[[ PROVIDED ENTRIES open ]]

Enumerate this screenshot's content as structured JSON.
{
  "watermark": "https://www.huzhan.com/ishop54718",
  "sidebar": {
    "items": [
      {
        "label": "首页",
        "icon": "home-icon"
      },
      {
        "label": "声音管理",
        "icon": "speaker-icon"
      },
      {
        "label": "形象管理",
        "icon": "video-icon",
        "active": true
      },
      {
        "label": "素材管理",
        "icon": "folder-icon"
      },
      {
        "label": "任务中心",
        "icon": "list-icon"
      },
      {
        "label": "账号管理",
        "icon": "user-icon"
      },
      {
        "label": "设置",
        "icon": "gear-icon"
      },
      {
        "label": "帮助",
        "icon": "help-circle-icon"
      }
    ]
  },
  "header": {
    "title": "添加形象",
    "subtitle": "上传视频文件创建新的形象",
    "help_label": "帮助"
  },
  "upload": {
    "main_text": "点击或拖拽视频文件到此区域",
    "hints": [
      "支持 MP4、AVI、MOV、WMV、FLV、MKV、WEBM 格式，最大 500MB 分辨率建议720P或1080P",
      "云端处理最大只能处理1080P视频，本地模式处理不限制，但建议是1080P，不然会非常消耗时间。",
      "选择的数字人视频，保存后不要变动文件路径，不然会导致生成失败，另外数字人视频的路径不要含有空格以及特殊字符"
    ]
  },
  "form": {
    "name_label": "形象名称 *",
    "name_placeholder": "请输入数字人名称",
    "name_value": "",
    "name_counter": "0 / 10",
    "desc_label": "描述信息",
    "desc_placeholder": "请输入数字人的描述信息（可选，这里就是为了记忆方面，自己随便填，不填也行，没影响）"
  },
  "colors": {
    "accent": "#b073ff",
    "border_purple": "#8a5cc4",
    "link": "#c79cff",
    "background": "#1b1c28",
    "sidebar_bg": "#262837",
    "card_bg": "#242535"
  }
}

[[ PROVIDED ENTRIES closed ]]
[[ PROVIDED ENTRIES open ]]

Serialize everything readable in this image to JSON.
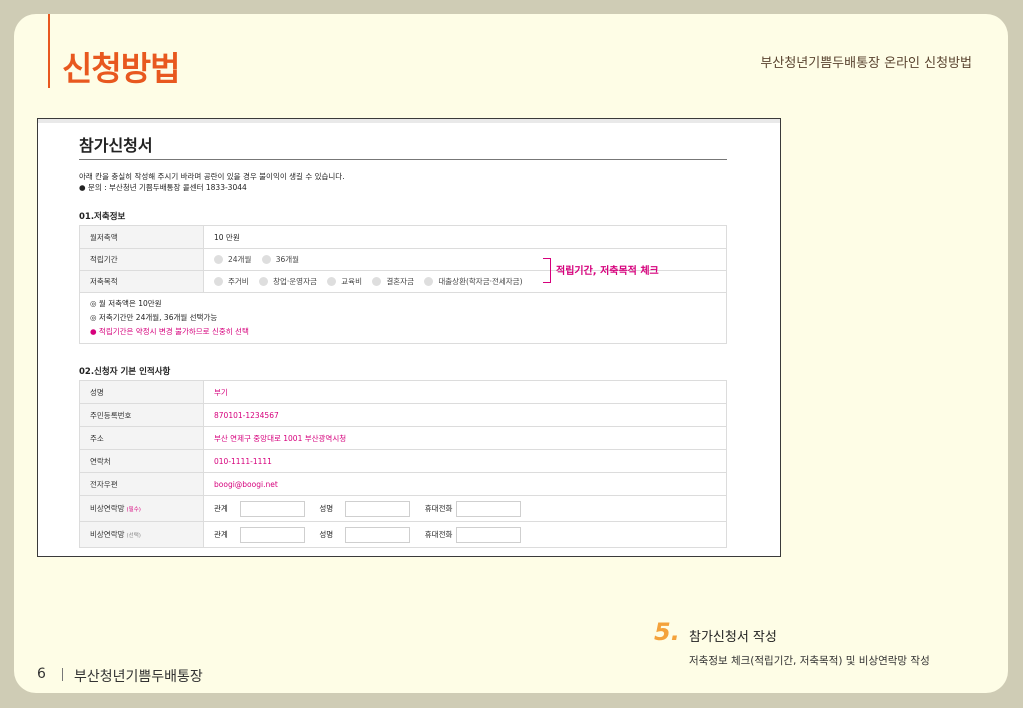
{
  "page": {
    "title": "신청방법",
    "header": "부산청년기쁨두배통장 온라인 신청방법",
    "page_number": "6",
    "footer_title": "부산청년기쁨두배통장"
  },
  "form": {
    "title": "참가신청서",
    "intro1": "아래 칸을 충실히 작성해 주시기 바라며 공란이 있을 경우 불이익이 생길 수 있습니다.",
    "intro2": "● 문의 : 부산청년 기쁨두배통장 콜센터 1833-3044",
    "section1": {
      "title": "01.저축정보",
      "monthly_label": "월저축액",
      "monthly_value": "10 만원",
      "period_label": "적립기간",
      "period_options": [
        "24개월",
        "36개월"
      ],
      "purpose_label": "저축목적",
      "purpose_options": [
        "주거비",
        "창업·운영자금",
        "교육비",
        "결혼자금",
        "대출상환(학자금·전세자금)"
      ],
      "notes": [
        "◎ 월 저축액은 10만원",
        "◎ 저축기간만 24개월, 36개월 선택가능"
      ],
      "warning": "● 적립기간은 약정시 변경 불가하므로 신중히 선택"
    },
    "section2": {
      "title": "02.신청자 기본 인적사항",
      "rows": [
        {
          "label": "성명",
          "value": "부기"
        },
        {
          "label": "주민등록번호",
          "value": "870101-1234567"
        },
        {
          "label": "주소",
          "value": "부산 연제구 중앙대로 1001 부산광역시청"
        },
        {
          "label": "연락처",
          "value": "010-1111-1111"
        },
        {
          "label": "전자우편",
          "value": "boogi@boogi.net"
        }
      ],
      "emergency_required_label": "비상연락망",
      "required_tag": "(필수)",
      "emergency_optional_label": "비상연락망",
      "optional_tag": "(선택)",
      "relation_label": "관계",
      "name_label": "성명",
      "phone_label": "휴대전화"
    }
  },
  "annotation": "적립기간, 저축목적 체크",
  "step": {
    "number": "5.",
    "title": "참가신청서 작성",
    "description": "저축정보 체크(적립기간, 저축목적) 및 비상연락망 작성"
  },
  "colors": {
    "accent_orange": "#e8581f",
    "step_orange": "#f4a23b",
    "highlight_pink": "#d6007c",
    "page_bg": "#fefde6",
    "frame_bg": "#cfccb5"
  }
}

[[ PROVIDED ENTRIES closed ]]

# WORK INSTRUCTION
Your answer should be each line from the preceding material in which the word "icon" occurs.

# WRITTEN SOLUTION
        "icon": "home-icon"
        "icon": "speaker-icon"
        "icon": "video-icon",
        "icon": "folder-icon"
        "icon": "list-icon"
        "icon": "user-icon"
        "icon": "gear-icon"
        "icon": "help-circle-icon"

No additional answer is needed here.